Directed by Mel Brooks
Every aspect of Spaceballs is some sort of joke about sci-fi classics like Alien and Planet of the Apes. . . but Star Wars is on the receiving end on most of the mocking. Instead of Jabba the Hutt, there’s Pizza the Hut (you’d better pay him, or else “Pizza. . .is gonna send out for you”). There’s the wise alien advisor Yogurt, who teaches the hero all about the mystical power known as the Schwartz. And there’s the line “I am your father’s brother’s nephew’s cousin’s former roommate!” delivered by the evil Dark Helmet to the hero Lone Starr (Lone Starr’s reaction: “What’s that make us?”) So in terms of comedy, there’s a lot for Barf (John Candy) to compete with. But as Lone Starr’s sidekick/co-pilot he brings a lot to the movie, engaging in banter with Lone Starr (as in the whole “jamming the radar” scene), serving as a buffer between the quarreling Lone Starr and Princess Vespa and delivering one of the movie’s best lines: “I’m a Mog. Half-man, half-dog! I’m my own best friend.”
Mathesar from Galaxy Quest (1999)
Directed by Dean Parisot
In Galaxy Quest, the cast of the much-revered sci-fi TV show “Galaxy Quest” (guess what it’s a spoof of) makes their post-cancellation living going to conventions, signing autographs for costumed fans, and either reliving their glory days or lamenting their failed careers. When a group of real aliens (known as Thermians) show up asking the crew to save them from an evil alien overlord, the crew goes along with it, realizing too late that the aliens, who have no concept of what “acting” is, believe the “Galaxy Quest” episodes are “historical documents”. The movie’s best scenes show the washed-up actors having to re-acclimate to their roles as starship crewmembers, this time with a ship that actually works and with lives hanging in the balance. Given the excellent performances given by the faux-crew, the sweet, pacifistic Thermians could easily have been the most forgettable part of the movie. But the Thermian leader Mathesar (Enrico Colantoni), with his melodic, monotonous way of speaking and his inability to understand the concept of fiction (when asked whether he thinks “Gilligan’s Island” is real, his only response is “Those poor people!”) is one of Galaxy Quest’s saddest and funniest characters, and having the main alien be a big softie is a welcome change from the more traditional “I think I’ll blow up the White House and enslave humanity today!” alien.

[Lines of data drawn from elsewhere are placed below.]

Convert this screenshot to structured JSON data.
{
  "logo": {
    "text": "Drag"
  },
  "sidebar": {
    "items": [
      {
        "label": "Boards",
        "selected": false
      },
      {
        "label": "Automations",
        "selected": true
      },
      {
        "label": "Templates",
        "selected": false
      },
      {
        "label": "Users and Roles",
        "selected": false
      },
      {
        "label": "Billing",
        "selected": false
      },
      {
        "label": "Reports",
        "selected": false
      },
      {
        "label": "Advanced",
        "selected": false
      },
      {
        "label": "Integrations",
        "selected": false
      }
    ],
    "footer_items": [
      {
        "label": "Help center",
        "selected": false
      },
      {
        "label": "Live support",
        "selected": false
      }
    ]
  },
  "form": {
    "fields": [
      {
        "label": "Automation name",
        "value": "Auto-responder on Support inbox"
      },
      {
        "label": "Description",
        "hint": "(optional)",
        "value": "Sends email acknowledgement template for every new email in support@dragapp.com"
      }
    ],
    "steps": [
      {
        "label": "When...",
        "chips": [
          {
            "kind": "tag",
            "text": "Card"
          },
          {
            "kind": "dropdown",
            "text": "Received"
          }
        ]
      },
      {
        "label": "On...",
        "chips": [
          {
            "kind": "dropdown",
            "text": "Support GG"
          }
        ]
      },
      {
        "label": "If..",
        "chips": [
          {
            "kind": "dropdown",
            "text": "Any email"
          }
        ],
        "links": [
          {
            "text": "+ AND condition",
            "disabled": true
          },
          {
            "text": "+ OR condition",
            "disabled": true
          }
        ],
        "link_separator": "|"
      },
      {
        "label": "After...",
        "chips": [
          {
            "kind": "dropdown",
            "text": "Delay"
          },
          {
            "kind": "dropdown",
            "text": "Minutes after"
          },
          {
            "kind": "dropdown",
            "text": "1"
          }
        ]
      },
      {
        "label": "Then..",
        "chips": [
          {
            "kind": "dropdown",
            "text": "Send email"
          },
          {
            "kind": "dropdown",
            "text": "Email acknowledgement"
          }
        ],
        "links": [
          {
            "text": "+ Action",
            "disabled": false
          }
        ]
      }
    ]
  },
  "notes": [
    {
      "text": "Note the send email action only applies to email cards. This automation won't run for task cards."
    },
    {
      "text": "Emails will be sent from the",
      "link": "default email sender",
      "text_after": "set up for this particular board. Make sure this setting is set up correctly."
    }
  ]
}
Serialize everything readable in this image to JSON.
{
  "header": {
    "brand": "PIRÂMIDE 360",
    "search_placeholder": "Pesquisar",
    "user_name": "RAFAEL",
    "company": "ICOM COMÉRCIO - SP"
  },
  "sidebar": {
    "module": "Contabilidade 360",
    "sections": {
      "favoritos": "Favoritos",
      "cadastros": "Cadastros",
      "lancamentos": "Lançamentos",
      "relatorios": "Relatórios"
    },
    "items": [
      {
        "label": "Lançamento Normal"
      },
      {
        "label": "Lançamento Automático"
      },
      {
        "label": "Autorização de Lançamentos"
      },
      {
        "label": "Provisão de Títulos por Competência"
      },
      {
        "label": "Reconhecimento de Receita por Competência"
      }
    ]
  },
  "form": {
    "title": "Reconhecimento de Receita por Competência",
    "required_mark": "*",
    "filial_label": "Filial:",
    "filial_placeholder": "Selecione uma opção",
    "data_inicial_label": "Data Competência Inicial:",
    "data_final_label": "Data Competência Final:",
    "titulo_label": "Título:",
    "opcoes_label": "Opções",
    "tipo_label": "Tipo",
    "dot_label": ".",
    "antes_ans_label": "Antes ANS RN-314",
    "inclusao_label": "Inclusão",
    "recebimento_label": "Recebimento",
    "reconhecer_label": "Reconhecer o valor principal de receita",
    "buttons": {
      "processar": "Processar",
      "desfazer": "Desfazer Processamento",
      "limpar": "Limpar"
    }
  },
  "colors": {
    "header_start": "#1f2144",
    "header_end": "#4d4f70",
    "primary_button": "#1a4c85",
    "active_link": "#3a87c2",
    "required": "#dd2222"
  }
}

Marvin from The Hitchhiker’s Guide to the Galaxy (2005)
Directed by Garth Jennings
Ah, robots. They complete the menial tasks that humans don’t want to bother with or can’t figure out. Sometimes they’re good-natured and helpful (Robby the Robot from Forbidden Planet). Sometimes they’re murderous (HAL 9000 from 2001: A Space Odyssey). Very rarely are they chronically depressed, but Marvin from The Hitchhiker’s Guide to the Galaxy was made with a prototype version of GPP (Genuine People Personalities) that leaves him constantly glum. As the voice of Marvin (Warwick Davis was inside the suit), Alan Rickman’s monotonous delivery of lines like “I have a million ideas, but they all point to certain death,” “Here I am, brain the size of a planet, and they ask me to take you to the bridge. Call that job satisfaction? ‘Cause I don’t,” and of course “Life. Don’t talk to me about life” bring out Marvin’s ennui and hopelessness. Marvin’s despair is, odd as it may seem, one of the best parts of the movie, simply because it’s so constant and exaggerated. His ability to suck all the happiness out of a room just by walking through the door frustrates those stuck on a ship with him, but it sure is funny for the audience.